John's gospel climaxes when a series of people come to belief in Jesus. What’s fascinating is the different stages of belief that each individual represents - from scepticism to an embracing conviction and everything in between.
At Bible Feed our aim is to motivate you to read your Bible as you've never read it before. Reading plans are good but I find there are different ways of reading that are perhaps more important in getting to a good understanding of passages.
After birth, you continued to grow and change - sometimes intensely, at other times much more slowly. During periods of intense growth, you may experience physical and emotional pain, and wonder if your body really knows what it’s doing. But after that intense growth, you will usually emerge more capable and better-equipped for the challenges of life. It is the same with spiritual growth. Jesus said that we must be born again.
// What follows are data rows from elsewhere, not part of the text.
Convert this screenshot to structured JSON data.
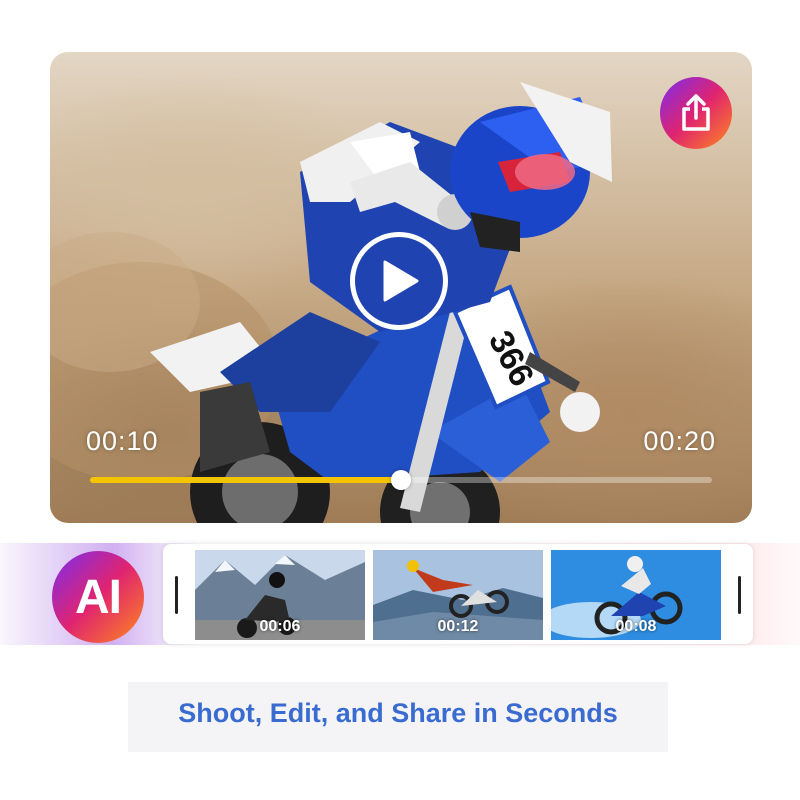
{
  "player": {
    "current_time": "00:10",
    "total_time": "00:20",
    "progress": 0.5,
    "bib_number": "366",
    "share_icon": "share-icon",
    "play_icon": "play-icon",
    "progress_color": "#f5c400"
  },
  "ai_badge": {
    "label": "AI"
  },
  "clips": [
    {
      "time": "00:06",
      "scene": "mountain road motorcycle"
    },
    {
      "time": "00:12",
      "scene": "freestyle motocross jump"
    },
    {
      "time": "00:08",
      "scene": "motocross jump blue sky"
    }
  ],
  "tagline": "Shoot, Edit, and Share in Seconds",
  "colors": {
    "accent_gradient_start": "#7a2df0",
    "accent_gradient_mid": "#e0246f",
    "accent_gradient_end": "#ff8a1c",
    "tagline_color": "#3a6bd0"
  }
}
You may wonder what happens to you when you die, but have you asked yourself what you were before you were born? If you have some belief in life that continues uninterrupted beyond death, such as an immaterial soul, then you may read something similar into passages such as Jeremiah 1:5. Does that mean that Jeremiah existed somewhere in some immaterial state? Does that mean that everyone is alive in some pre-existent way before they are born? Is this what the Bible is teaching?
Jesus taught many things that have become so common place in the western world that it’s so easy to ignore them. One of those things was a prayer that he gave to his followers to use.
You might know it as the Parable of the Prodigal Son. Or perhaps as the Parable of the Lost Son. Or perhaps even “sons”; plural. Or you may not know it at all, nor any of the parables of Jesus. But however much or little you know about this teaching of Jesus in Luke 15, it’s always worth looking afresh at these stories because they reach beyond the characters involved and encourage us to ask questions about ourselves. In fact, that’s exactly the point of parables.
Training to keep fit is needed daily. And it’s great when you get into a routine and rhythm because it helps to keep up the exercise regime. The more you do, the better it is and the easier it becomes.
There’s a huge bridge before you. You’re not an engineer, but you see many people go on ahead without any problems. So, although it might feel daunting, you proceed based on the evidence available to you; the bridge has been there for some time and it isn’t collapsing when people are on it. You don’t have absolute proof, but firmly believe it will be ok. You have evidenced based faith that the bridge is structurally sound.